Recently ESL changed their position on cheating in competitive Counter-Strike: Global Offensive. Those found guilty of cheating as a result of the Valve Anti-Cheat (VAC) system will be permitted to rejoin ESL‘s competitive ecosystem after two years; whereas previously players could be banned for life.
It’s safe to say that the decision did not go down lightly with both professionals and the community in general as shown by Karrigan’s tweet below.
Apparently its okay to cheat for years at LAN tournaments(only 2 years ban) but 1 matchfixing match is life time ban. Welcome back cheaters
— karrigan (@karriganCSGO) March 23, 2017
The rule change was not as drastic as several made out. ESL’s policy for violation of their own anti-cheat technology (ESL Wire) had always been two years and thus they claim they were merely ensuring consistency across the board. In a “clarification” statement released later, they stated “We will consult with players, teams, organisations and sports integrity experts such as ESIC on whether the existing policies are still adequate for professional player in Counter-Strike”.
The Esports Integrity Coalition (“ESIC”) released a paper revealing their position on the controversy. The full paper can be read here. The headline of the position paper reads as follows:
“Criticism of any one tournament organiser or platform’s position on cheating misses the point, which is, simply that the esports industry is inconsistent and uncoordinated across the board on the issue of cheating”.
It then breaks it down into subsections including: Cheating, Match-Fixing, Consistency, Procedure, Reasonable Sanctions and Appeals before adding a conclusion and identifying the next steps. It ends with “ESIC will facilitate the discussion by drafting a consultation questionnaire and reaching out to Valve for input.

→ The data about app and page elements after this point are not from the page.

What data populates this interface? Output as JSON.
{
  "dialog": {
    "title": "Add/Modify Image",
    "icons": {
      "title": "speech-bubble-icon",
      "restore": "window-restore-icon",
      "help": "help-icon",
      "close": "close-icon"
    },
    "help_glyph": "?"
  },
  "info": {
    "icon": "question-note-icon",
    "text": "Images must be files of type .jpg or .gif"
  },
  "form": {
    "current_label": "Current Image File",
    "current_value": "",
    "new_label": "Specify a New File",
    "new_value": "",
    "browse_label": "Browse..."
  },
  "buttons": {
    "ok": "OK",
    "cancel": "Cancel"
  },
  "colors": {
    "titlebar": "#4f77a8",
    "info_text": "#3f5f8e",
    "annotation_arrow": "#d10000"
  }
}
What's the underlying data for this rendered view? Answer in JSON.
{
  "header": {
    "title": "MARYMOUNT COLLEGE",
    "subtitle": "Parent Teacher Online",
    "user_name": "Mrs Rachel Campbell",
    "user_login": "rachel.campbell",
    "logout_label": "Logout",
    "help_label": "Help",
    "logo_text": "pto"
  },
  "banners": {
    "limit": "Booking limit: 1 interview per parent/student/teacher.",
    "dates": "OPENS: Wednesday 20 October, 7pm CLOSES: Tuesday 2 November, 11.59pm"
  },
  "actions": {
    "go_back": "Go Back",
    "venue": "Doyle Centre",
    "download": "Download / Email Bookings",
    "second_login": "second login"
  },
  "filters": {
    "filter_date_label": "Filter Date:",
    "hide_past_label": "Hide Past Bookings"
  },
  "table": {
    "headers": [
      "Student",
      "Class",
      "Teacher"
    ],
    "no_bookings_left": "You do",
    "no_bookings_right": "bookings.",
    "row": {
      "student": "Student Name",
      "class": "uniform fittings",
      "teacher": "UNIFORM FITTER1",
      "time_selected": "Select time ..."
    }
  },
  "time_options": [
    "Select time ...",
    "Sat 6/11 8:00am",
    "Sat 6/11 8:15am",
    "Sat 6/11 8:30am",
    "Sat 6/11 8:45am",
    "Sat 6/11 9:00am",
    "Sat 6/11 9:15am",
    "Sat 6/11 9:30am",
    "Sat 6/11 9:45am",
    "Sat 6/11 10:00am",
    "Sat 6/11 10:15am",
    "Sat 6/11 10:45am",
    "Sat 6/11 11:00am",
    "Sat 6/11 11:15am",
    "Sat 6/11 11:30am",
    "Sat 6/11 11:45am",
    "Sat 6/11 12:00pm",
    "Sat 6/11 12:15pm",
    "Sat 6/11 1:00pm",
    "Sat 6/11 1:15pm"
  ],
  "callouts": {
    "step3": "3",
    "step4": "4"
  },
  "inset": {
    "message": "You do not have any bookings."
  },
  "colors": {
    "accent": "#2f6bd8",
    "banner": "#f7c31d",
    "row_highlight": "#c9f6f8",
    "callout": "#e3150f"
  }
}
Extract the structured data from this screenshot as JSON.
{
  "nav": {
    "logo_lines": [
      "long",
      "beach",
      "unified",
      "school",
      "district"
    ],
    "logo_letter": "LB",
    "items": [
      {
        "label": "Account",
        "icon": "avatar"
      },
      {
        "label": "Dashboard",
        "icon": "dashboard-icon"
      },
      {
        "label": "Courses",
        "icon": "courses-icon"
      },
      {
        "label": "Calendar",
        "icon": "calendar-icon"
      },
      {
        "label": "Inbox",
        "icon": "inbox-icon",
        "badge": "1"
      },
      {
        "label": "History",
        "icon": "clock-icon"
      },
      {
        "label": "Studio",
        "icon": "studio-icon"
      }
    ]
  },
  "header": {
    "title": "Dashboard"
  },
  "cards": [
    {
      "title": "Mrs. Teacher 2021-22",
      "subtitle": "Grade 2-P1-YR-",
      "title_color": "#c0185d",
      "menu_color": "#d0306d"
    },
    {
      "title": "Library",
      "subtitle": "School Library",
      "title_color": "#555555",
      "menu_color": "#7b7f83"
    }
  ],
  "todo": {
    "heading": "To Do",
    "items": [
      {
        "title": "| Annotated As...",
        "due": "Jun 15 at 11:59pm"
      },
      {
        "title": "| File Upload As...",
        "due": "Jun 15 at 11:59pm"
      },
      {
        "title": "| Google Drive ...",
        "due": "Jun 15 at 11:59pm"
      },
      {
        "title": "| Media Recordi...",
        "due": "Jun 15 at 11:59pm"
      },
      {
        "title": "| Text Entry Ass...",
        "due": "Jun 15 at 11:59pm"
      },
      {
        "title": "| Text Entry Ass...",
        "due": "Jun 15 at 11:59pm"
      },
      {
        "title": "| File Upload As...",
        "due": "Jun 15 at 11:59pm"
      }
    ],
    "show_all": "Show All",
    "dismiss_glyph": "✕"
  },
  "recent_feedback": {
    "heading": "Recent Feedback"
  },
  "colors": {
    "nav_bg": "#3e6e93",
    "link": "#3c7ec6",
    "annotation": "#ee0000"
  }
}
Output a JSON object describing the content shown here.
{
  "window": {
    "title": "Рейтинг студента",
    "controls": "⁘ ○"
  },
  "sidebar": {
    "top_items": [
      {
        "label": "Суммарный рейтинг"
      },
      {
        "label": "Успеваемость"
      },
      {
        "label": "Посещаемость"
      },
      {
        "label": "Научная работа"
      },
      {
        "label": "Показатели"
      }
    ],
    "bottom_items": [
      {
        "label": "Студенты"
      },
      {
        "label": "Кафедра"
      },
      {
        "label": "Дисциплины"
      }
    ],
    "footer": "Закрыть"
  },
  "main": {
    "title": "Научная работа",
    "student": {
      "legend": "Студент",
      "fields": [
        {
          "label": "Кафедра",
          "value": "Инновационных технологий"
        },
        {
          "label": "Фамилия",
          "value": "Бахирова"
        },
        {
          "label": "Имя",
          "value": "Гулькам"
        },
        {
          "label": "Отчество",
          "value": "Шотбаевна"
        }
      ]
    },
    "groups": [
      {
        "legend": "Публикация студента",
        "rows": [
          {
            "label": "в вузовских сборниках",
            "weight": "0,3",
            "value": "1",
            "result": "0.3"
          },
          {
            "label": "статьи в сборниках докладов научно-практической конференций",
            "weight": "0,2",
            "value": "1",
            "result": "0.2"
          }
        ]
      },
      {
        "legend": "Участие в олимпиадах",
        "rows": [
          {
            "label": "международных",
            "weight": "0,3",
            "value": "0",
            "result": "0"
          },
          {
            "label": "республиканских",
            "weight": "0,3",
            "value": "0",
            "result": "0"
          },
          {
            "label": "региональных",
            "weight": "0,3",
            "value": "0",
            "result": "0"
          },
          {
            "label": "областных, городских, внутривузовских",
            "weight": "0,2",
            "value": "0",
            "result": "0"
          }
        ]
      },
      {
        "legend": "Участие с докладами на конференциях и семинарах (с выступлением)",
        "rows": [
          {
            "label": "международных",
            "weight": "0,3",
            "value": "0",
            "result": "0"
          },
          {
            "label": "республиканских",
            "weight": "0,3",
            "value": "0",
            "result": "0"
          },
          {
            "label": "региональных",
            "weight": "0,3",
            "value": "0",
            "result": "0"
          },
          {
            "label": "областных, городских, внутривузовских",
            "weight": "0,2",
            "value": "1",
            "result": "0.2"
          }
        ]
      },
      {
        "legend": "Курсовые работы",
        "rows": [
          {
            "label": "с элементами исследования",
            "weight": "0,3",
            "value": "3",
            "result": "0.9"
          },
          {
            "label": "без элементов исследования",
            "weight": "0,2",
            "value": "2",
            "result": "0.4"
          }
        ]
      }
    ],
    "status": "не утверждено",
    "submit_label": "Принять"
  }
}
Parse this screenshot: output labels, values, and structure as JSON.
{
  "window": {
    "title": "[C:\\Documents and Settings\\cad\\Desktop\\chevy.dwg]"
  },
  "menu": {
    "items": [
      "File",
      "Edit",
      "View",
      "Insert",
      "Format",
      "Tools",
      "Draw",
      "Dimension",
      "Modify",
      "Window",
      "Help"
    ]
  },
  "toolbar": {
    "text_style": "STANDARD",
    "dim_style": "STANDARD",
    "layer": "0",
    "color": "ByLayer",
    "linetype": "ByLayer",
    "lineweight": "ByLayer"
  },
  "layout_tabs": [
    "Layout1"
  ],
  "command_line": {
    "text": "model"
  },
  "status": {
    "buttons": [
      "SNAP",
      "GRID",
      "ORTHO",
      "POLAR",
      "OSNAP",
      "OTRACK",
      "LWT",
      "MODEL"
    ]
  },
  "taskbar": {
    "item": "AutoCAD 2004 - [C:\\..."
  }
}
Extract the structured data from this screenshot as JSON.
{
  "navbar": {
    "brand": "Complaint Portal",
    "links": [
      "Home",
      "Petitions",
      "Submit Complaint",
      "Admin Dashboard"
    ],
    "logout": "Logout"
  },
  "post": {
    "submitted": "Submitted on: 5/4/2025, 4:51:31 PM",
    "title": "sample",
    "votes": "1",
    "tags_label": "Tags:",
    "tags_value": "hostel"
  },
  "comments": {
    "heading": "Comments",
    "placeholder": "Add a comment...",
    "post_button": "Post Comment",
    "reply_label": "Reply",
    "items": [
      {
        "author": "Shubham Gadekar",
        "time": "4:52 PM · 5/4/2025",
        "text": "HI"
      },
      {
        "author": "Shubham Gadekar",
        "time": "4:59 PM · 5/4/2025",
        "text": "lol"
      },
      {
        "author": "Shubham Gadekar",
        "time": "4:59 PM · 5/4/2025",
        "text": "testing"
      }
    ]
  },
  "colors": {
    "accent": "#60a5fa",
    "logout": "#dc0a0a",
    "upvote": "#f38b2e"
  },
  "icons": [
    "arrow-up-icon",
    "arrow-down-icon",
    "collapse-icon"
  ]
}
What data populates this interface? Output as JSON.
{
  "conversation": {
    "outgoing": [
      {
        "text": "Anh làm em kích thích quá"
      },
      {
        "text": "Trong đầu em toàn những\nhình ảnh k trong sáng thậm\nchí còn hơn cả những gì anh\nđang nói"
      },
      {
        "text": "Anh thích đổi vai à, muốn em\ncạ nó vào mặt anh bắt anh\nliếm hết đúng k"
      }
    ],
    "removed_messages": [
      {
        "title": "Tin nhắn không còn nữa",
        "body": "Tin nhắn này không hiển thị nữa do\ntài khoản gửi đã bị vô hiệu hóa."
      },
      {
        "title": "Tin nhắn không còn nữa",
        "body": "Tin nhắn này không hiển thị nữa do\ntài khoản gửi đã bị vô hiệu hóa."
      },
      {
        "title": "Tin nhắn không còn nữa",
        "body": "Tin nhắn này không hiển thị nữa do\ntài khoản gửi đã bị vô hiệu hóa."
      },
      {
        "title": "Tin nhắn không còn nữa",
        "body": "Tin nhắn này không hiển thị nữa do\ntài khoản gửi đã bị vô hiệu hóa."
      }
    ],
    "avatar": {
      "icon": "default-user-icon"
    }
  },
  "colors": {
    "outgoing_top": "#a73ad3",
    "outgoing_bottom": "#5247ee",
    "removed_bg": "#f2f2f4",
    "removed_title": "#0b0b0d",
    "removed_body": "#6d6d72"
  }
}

After that, ESIC will start community and publishers outreach to widen the search and evaluate the results”.
Esports Insider: The paper released by ESIC is well worth a read as it seeks to clarify the wider issues. As tends to be the case with esports, there’s little to no consistency across the board and this is something that needs to change – especially with regards to cheating and match-fixing.